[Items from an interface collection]
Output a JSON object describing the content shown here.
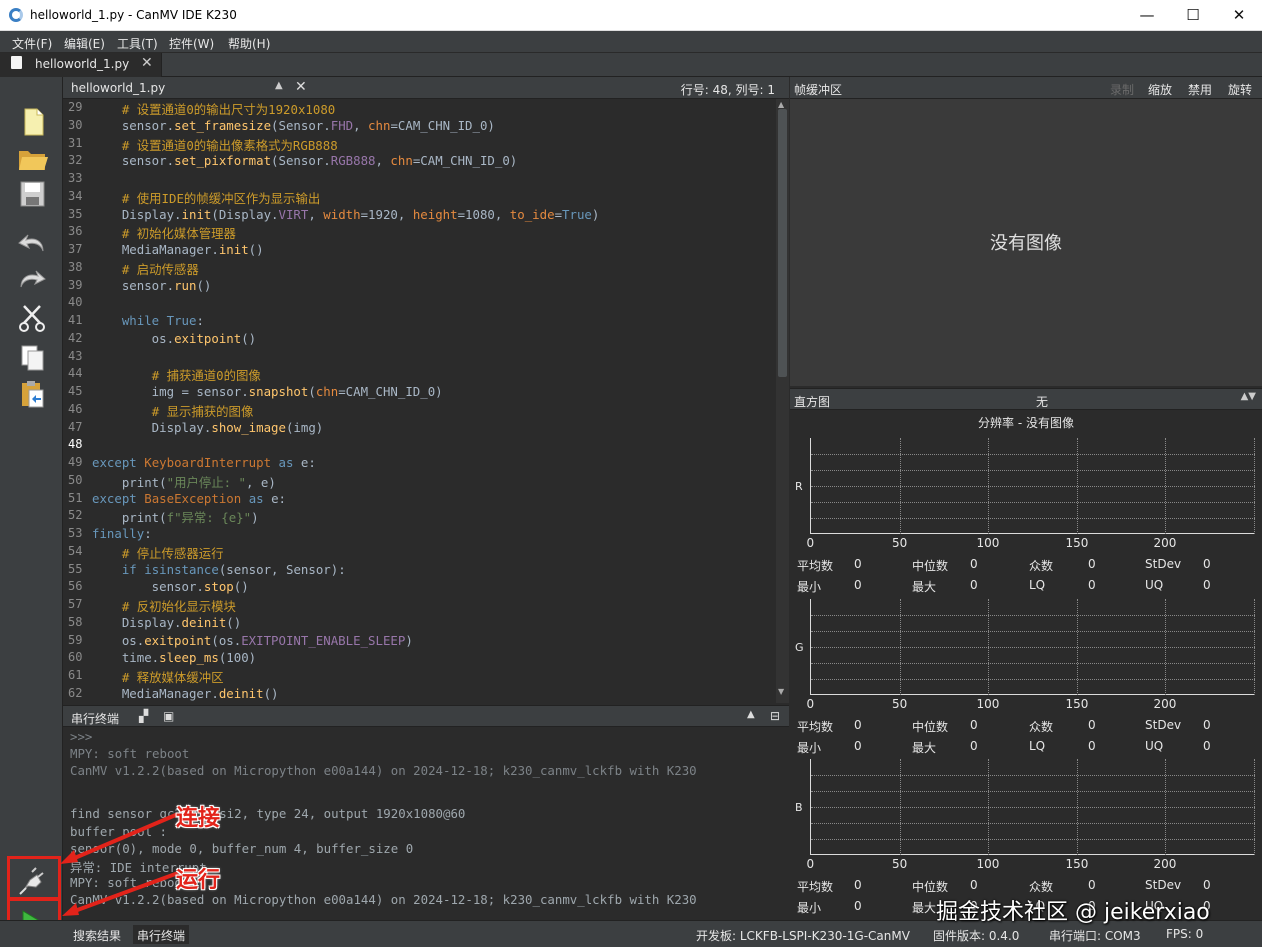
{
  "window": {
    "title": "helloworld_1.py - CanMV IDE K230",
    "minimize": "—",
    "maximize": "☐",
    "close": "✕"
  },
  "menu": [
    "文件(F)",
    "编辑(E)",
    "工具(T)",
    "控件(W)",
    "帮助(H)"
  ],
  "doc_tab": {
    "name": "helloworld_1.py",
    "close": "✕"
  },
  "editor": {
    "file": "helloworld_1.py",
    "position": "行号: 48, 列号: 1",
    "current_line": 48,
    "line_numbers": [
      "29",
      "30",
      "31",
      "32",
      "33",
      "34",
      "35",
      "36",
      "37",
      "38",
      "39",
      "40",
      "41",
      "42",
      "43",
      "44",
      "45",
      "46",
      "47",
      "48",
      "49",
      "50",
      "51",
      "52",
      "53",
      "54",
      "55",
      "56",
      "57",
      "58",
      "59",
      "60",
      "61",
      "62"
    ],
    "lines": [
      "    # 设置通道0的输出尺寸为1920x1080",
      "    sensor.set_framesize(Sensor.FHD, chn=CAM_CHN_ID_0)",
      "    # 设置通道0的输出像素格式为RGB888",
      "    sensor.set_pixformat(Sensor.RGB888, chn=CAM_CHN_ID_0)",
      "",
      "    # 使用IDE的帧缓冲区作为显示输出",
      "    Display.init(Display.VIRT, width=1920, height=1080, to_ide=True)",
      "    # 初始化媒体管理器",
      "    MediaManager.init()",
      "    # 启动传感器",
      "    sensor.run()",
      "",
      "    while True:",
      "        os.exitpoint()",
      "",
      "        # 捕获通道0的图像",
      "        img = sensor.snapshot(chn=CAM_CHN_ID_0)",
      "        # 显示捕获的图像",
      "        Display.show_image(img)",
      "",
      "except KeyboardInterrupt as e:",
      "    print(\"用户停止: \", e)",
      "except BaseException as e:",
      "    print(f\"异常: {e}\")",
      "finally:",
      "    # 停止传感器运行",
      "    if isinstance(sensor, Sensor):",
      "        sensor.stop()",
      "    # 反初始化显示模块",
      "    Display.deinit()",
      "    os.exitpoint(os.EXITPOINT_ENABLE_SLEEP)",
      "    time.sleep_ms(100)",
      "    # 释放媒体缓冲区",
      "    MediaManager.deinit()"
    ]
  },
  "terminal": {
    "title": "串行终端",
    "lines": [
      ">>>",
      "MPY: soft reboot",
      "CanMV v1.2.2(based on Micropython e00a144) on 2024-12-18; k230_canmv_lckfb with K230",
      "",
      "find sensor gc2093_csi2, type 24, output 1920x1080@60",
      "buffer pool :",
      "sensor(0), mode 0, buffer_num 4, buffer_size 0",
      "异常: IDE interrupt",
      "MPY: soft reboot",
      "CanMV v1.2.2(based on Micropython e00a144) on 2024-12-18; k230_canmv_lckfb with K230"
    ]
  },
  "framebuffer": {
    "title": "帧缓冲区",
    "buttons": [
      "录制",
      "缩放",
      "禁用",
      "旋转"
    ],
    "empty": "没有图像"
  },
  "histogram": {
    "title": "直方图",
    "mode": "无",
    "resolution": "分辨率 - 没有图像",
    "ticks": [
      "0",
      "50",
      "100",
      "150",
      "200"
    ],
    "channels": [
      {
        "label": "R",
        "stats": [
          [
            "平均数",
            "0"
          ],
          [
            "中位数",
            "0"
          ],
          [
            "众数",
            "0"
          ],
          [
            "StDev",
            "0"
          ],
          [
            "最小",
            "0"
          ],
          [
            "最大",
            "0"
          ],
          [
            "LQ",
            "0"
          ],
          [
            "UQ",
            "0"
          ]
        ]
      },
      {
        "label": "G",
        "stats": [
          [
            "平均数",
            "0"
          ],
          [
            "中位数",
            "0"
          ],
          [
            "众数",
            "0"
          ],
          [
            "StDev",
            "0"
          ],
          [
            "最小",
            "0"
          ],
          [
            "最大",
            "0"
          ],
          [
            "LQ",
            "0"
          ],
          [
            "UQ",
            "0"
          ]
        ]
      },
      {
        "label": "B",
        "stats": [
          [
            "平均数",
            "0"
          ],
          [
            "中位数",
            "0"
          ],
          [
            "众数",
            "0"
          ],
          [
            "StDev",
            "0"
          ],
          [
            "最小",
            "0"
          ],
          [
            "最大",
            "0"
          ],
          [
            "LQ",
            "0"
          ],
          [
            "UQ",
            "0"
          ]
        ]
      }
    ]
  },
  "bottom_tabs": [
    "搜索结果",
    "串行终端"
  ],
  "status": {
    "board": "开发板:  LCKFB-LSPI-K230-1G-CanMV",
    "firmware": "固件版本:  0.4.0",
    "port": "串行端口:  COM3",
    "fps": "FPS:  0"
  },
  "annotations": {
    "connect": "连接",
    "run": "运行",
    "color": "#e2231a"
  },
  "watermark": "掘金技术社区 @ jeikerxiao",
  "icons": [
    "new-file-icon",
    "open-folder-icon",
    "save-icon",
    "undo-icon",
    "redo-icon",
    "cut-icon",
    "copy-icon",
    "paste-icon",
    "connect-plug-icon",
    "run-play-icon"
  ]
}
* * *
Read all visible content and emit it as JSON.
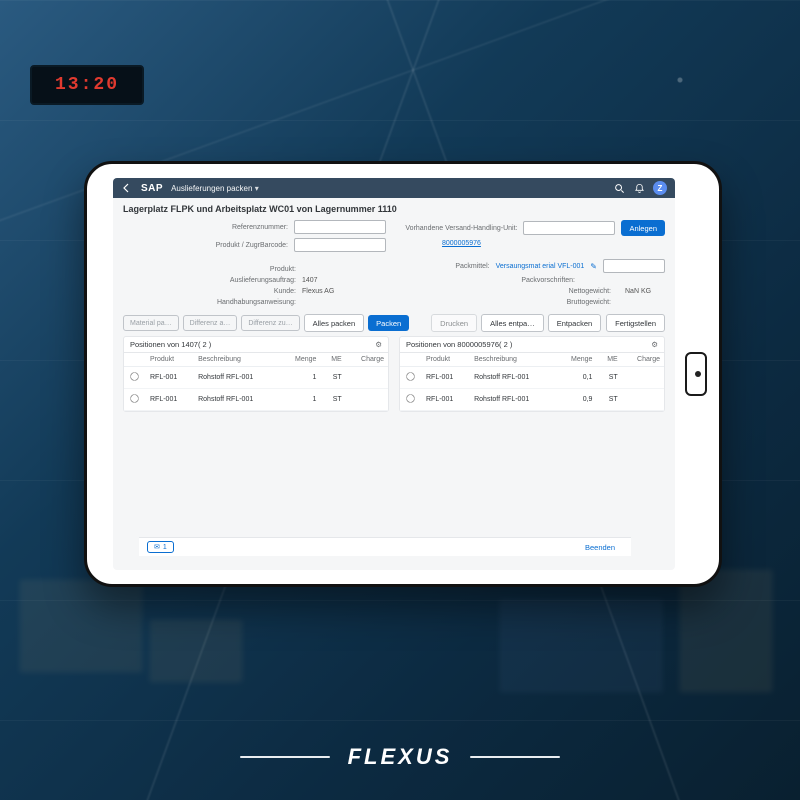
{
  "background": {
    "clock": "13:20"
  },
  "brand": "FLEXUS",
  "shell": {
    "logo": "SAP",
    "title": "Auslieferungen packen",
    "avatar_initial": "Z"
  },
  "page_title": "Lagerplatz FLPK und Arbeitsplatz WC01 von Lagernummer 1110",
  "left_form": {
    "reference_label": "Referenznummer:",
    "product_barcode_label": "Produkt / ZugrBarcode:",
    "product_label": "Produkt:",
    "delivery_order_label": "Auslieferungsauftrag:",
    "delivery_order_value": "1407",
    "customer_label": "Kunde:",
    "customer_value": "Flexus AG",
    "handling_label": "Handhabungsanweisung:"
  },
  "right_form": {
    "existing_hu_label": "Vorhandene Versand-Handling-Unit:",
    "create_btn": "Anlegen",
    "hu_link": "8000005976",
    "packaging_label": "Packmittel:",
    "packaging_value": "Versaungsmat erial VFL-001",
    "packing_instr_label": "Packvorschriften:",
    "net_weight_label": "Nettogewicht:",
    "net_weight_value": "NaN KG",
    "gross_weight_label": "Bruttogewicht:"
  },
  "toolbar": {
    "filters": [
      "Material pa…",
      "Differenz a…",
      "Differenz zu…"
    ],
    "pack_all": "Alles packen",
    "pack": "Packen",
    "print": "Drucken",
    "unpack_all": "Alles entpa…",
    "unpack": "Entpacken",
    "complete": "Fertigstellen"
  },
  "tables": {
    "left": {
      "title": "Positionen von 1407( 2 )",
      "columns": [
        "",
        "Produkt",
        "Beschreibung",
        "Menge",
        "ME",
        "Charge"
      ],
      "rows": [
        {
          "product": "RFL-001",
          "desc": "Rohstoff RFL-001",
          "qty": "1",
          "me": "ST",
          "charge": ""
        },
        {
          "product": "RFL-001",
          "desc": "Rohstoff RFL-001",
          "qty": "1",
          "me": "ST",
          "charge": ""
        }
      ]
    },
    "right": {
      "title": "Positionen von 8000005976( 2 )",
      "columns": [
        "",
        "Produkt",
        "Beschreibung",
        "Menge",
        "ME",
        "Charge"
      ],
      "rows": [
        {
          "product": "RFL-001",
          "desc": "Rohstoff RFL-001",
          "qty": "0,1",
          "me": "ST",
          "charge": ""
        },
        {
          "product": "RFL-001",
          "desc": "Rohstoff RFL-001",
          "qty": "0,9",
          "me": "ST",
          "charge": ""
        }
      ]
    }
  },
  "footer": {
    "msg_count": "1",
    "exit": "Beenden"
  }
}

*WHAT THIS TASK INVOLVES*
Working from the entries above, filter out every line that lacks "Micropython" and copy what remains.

*ANSWER TO THE PROBLEM*
      "CanMV v1.2.2(based on Micropython e00a144) on 2024-12-18; k230_canmv_lckfb with K230",
      "CanMV v1.2.2(based on Micropython e00a144) on 2024-12-18; k230_canmv_lckfb with K230"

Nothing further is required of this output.